__Assignment__.
The answer is every line of the records that holds the word "icon", copied in full.

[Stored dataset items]
◆ ◆ ◆ ◆ ◆ ◆ ◆

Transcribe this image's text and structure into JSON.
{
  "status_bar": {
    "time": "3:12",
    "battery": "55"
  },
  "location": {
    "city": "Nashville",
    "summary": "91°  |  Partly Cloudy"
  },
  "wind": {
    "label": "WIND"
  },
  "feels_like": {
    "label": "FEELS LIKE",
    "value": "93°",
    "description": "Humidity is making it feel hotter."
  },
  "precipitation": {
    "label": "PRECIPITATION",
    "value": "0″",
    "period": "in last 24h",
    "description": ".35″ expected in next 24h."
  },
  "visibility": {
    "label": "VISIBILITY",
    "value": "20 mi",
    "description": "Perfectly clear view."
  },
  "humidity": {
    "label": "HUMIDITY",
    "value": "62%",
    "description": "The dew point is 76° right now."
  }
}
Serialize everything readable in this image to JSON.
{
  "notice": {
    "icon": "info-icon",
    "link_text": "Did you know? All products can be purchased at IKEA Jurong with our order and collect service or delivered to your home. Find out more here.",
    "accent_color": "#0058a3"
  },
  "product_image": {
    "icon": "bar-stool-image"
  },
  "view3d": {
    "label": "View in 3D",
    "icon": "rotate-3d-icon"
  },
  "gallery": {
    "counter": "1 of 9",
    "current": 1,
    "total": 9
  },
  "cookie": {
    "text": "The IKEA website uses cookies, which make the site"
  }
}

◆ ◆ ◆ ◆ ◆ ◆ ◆

__Solution to this task__.
    "icon": "info-icon",
    "icon": "bar-stool-image"
    "icon": "rotate-3d-icon"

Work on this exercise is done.